ASTM stands for the American Society for Testing and Materials. It is now an international organization known simply as “ASTM International” with its headquarters in West Conshohocken, Pennsylvania. ASTM publishes voluntary consensus technical standards including ASTM G-93 for the Standard Practice for Cleaning Methods and Cleanliness Levels for Material and Equipment Used in Oxygen-Enriched Environments.
For more information, go to the ASTM International website:
by Larry Hoffing, Educational Outreach Coordinator, Reaction Research Society
The Reaction Research Society (RRS.ORG) is glad to be a part of an upcoming event with Spaceport L.A. The “Rocket Workshop with the RRS” is an excellent opportunity for anyone who wants to get directly acquainted with rocketry. This event is meant for both professionals and non-professionals alike. From younger students to university students of all fields, to adults, this event is meant to give people the experience of assembling and flying your own rocket.
The event will begin on Saturday, May 4, 2019 with a subsequent launch of the rockets from the RRS Mojave Test Area (MTA) on Saturday, May 18, 2019. At this event, you can learn about the fundamentals and more practical knowledge of rocketry.
The event will be held at the HexLab MakerSpace in Van Nuys. This is laser-cutting service in the Los Angeles area. Check the Spaceport L.A. website for the details and updates.

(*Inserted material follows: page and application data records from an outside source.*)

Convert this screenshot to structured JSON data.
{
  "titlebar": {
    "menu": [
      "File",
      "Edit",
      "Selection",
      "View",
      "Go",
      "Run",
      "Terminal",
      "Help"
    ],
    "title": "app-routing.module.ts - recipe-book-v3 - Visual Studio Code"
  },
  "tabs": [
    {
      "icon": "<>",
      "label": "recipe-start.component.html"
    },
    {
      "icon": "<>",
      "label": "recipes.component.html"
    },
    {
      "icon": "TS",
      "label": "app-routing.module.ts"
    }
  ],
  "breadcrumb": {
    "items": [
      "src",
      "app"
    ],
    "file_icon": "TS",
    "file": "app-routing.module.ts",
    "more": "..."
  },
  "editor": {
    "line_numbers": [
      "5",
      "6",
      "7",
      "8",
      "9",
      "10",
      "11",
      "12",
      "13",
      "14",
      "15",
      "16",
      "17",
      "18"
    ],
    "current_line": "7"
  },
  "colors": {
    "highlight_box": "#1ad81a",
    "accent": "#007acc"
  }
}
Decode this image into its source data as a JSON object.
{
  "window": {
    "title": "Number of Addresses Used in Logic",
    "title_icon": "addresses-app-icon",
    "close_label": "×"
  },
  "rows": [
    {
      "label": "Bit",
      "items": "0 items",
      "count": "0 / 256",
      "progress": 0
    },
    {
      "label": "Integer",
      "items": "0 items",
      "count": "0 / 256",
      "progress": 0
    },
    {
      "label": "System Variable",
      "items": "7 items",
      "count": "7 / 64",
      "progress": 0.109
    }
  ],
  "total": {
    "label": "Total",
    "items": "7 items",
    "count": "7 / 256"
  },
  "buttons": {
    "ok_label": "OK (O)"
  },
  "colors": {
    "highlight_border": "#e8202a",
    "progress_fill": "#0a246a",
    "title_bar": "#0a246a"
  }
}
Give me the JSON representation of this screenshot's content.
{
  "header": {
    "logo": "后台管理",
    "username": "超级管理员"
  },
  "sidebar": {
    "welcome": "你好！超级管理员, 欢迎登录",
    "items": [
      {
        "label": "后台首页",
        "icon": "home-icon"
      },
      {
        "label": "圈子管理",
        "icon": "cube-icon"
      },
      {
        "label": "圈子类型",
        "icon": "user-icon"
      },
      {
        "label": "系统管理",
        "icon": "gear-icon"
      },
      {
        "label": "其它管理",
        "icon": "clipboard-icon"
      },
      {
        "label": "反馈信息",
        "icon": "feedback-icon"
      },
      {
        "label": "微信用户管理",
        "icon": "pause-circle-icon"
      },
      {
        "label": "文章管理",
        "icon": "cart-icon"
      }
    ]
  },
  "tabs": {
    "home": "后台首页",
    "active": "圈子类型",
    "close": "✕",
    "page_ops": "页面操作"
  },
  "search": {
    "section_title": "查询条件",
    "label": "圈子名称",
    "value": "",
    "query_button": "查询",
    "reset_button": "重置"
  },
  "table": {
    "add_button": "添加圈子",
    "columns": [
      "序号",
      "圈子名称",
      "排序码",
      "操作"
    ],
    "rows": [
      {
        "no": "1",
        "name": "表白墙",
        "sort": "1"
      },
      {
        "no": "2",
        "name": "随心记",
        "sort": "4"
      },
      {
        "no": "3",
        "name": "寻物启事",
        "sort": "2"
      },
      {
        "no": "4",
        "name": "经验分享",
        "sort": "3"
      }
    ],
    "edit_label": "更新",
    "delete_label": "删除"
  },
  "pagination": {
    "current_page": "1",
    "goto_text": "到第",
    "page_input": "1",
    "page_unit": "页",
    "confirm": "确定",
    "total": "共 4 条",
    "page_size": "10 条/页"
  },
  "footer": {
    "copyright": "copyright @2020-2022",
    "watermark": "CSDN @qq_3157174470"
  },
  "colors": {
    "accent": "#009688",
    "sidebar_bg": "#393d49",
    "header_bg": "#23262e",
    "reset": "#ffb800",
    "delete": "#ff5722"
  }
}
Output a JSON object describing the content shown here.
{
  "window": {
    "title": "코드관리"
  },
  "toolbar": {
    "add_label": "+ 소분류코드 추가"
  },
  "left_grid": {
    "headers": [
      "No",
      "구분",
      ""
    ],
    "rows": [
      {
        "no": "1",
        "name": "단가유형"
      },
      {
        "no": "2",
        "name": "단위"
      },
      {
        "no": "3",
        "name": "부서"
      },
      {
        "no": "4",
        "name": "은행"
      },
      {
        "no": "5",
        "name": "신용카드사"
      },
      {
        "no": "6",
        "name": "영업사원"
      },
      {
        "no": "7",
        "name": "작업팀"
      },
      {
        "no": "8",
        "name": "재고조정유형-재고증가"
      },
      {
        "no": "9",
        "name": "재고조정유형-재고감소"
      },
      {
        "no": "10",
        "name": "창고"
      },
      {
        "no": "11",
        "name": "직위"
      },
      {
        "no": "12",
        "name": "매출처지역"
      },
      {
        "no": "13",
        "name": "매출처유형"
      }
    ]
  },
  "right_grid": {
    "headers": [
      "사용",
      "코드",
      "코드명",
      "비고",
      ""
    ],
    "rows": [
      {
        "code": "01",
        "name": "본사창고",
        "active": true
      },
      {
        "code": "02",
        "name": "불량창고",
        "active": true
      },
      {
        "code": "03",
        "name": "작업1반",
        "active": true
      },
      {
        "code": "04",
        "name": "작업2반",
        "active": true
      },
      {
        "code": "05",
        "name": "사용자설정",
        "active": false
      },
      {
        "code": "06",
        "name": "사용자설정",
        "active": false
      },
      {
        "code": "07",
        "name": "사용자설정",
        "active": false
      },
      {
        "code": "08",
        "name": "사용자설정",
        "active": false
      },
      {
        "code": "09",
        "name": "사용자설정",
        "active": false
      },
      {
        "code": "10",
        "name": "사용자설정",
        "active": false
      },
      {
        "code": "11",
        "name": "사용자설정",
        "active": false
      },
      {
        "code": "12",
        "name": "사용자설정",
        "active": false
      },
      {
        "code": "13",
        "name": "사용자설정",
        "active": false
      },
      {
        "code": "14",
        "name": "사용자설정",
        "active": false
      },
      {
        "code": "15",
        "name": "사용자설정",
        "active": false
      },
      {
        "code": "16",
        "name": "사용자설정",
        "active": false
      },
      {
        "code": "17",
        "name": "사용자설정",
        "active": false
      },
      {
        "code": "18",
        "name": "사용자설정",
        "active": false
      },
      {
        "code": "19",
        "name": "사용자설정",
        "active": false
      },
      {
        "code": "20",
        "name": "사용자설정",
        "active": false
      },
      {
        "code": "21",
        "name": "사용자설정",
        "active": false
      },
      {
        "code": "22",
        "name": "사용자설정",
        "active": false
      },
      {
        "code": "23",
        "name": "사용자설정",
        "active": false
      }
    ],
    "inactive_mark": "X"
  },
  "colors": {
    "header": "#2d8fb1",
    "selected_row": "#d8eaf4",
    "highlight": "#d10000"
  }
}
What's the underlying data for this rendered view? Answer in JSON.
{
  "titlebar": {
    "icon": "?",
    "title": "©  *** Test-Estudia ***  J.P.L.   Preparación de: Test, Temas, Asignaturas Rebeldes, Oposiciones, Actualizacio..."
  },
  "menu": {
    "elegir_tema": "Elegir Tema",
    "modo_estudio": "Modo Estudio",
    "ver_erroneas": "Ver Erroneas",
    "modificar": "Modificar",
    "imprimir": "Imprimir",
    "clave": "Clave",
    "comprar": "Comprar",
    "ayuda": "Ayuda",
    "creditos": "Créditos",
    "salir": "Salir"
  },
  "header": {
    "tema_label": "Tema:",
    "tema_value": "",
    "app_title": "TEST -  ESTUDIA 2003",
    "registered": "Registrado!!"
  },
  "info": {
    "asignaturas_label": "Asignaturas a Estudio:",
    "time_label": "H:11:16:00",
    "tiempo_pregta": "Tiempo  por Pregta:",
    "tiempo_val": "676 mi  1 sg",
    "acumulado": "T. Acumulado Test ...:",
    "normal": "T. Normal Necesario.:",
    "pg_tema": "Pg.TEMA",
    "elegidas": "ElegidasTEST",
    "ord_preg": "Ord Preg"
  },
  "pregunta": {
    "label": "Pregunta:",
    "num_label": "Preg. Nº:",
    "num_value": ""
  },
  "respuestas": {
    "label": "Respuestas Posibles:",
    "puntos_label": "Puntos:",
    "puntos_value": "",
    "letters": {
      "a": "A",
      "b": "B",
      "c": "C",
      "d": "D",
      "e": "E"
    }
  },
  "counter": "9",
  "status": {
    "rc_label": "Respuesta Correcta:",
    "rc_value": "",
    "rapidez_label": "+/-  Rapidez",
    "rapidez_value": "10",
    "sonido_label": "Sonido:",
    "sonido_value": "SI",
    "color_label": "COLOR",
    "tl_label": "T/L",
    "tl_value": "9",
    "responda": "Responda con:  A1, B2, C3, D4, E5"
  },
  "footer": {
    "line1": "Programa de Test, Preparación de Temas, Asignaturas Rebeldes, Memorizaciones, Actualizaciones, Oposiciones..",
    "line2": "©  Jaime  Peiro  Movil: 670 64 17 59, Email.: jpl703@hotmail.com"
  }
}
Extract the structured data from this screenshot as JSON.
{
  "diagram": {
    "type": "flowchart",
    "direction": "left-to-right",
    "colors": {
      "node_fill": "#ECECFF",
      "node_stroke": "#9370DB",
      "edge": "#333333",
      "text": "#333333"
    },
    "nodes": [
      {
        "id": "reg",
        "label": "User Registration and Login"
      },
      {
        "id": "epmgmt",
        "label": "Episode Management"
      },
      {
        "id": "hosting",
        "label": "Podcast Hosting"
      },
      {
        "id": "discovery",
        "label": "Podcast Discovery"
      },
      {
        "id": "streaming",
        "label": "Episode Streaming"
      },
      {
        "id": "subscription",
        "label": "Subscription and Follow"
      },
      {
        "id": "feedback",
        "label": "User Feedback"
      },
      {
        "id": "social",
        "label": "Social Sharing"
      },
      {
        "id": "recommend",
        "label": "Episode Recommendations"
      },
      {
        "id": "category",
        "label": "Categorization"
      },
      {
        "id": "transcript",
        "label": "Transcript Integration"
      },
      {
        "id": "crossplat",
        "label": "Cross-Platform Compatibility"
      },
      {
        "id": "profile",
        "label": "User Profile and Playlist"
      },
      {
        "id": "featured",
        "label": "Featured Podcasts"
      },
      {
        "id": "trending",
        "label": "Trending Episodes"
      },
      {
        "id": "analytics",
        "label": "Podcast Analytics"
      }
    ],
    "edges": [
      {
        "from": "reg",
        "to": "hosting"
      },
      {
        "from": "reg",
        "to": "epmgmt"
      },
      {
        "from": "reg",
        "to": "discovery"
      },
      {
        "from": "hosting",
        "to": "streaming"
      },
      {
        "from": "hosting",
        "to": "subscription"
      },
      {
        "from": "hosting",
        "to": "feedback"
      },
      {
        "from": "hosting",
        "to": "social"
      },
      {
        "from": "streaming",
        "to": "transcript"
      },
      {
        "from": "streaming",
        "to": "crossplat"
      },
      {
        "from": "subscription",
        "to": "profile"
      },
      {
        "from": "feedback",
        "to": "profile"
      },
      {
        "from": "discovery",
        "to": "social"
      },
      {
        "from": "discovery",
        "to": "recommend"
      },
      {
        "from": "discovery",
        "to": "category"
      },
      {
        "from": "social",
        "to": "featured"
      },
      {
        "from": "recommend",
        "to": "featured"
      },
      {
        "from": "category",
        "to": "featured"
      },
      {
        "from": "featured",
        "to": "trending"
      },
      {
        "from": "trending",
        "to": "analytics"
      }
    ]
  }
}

The RRS standard alpha rocket is a very old, but reliable design still used in the society. Although micrograin propellant is not used anywhere else but at the RRS (where it was initially discovered in the 1940’s), it is a simple and powerful propellant combination that makes for an impressive show of raw power. I have attached an earlier description of the RRS standard alpha rocket below.
After the first session, on the second event, you can go out to the RRS’s private Mojave Test Area (MTA) at Koehn Dry Lake, east of Cantil, California in the high desert. The RRS will handle the propellants, you can see the impressive results from the safety of our observation bunker.
Amateur rocketry is our passion and purpose and the society is glad to hold this event with Spaceport L.A. and the public.